BEGIN Supplied entries

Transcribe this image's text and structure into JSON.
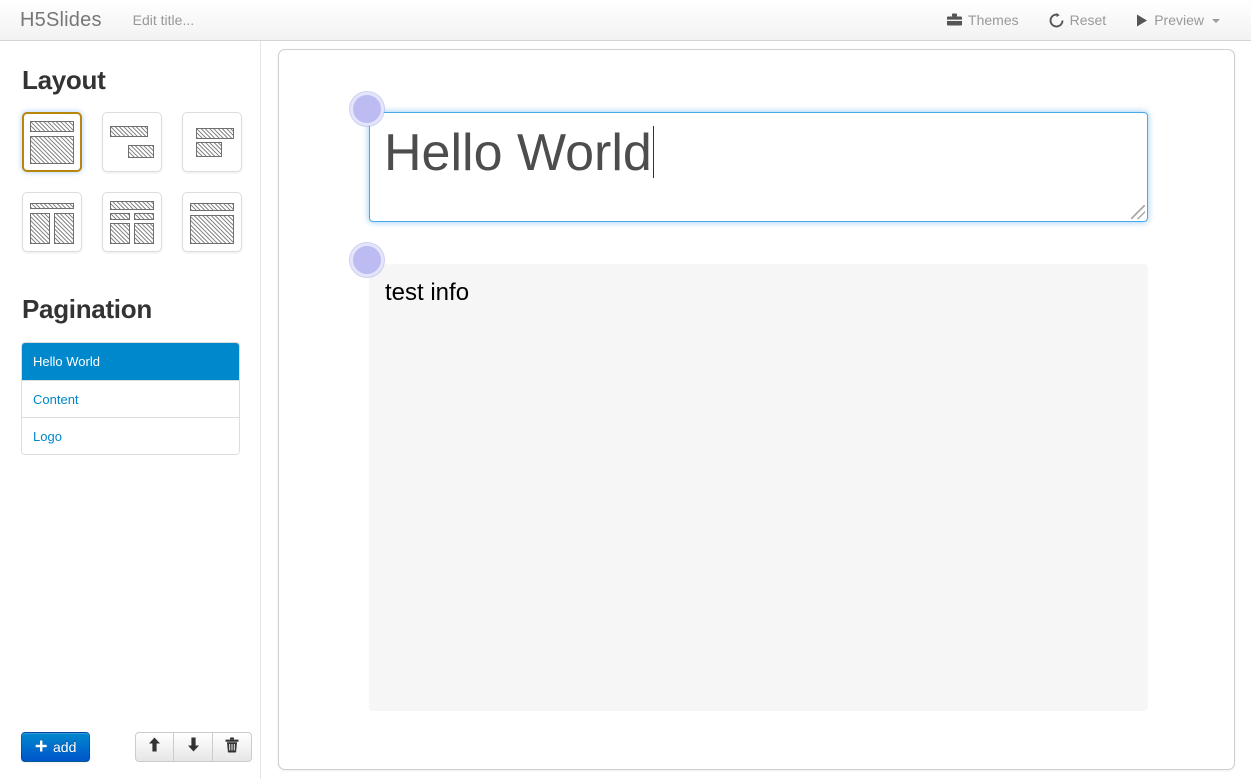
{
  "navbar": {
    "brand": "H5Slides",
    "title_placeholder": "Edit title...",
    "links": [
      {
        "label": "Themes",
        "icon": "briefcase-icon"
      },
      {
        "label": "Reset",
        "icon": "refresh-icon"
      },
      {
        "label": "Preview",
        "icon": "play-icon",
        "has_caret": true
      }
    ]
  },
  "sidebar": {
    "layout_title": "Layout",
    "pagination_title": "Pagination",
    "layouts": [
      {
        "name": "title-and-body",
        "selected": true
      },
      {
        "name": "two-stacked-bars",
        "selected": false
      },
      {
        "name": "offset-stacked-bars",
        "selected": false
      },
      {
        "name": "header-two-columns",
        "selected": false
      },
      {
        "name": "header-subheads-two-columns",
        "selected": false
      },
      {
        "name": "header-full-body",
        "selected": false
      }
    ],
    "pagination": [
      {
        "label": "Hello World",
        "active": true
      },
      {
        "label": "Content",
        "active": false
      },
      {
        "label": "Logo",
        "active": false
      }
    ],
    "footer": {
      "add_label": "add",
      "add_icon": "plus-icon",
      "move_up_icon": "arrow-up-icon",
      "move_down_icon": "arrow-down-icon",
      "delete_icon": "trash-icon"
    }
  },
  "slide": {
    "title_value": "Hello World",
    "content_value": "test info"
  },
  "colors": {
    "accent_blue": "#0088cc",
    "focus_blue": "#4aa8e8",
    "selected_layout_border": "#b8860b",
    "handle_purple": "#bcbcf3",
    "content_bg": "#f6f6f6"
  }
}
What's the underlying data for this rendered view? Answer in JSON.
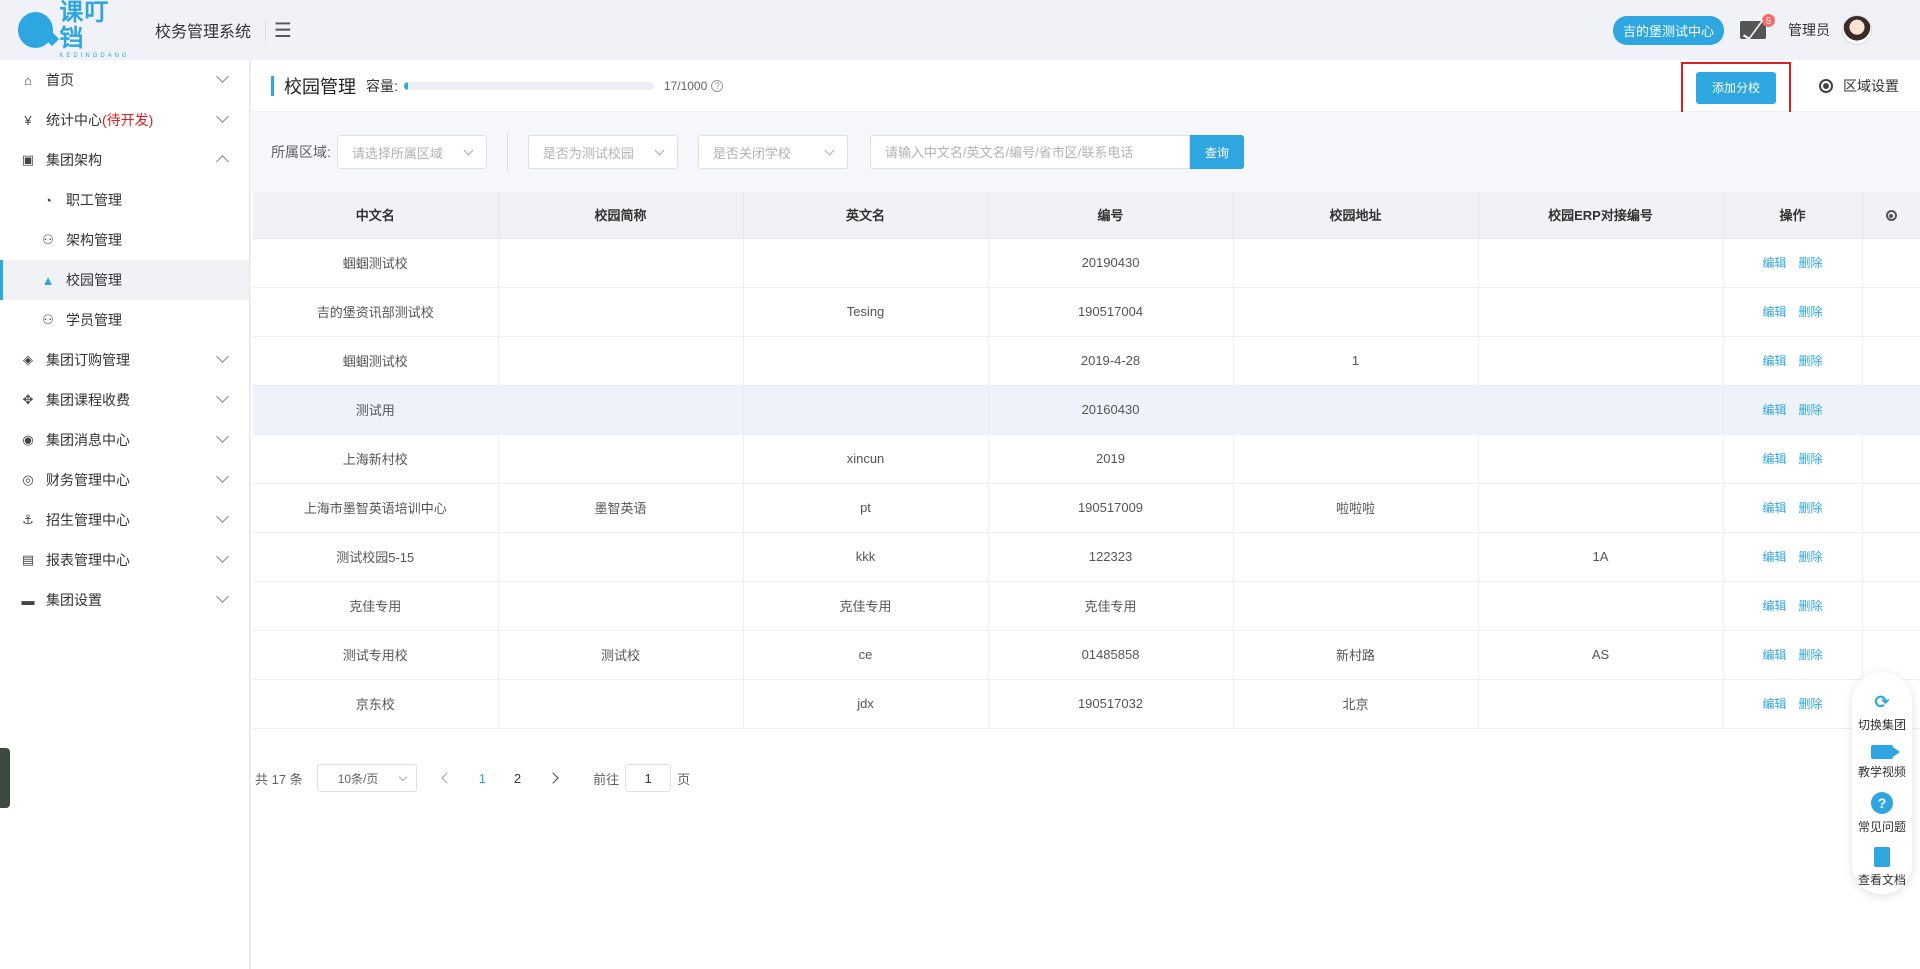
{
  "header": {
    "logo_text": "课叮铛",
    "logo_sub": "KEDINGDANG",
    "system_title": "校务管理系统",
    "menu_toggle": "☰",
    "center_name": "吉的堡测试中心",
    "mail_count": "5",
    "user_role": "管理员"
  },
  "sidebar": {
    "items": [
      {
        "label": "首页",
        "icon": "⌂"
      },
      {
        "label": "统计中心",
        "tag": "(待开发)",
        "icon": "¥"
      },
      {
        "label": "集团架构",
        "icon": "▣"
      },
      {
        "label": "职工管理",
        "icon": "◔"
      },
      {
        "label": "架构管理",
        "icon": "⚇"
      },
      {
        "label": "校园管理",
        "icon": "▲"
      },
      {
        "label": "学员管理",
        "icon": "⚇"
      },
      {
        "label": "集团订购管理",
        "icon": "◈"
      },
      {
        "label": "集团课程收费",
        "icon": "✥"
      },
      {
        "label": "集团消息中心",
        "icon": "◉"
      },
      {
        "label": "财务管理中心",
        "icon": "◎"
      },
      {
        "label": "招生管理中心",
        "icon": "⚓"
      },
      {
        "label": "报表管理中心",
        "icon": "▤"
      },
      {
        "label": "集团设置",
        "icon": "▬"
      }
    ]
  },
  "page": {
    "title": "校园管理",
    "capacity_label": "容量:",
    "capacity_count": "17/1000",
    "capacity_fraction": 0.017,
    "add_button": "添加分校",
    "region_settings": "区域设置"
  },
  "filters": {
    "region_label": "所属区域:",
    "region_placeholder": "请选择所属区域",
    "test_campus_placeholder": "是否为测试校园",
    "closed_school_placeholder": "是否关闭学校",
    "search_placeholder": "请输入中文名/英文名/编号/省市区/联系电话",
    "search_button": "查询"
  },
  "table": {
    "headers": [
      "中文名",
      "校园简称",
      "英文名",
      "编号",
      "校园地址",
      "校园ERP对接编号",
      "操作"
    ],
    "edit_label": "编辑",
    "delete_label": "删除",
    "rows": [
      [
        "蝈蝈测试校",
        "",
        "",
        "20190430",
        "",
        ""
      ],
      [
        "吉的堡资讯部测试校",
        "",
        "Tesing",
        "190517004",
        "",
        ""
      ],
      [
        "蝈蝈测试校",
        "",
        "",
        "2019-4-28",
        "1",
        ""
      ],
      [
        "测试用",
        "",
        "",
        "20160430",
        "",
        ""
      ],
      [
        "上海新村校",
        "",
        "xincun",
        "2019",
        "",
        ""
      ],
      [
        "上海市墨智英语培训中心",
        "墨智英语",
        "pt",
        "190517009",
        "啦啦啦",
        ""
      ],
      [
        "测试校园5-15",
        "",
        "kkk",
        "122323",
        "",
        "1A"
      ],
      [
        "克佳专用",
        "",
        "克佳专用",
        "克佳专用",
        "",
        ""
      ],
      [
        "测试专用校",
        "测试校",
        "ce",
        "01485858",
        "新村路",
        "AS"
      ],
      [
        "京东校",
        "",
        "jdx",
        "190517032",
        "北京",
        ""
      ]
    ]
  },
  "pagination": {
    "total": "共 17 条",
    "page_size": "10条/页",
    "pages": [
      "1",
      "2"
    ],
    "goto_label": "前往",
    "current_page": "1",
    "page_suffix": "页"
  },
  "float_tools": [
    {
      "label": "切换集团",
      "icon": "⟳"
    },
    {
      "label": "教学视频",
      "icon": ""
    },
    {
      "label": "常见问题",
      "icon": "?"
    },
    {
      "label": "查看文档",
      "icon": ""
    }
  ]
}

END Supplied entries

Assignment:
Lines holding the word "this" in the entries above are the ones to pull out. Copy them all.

Your solution:
Transcribe this image's text and structure into JSON.
What's the underlying data for this rendered view? Answer in JSON.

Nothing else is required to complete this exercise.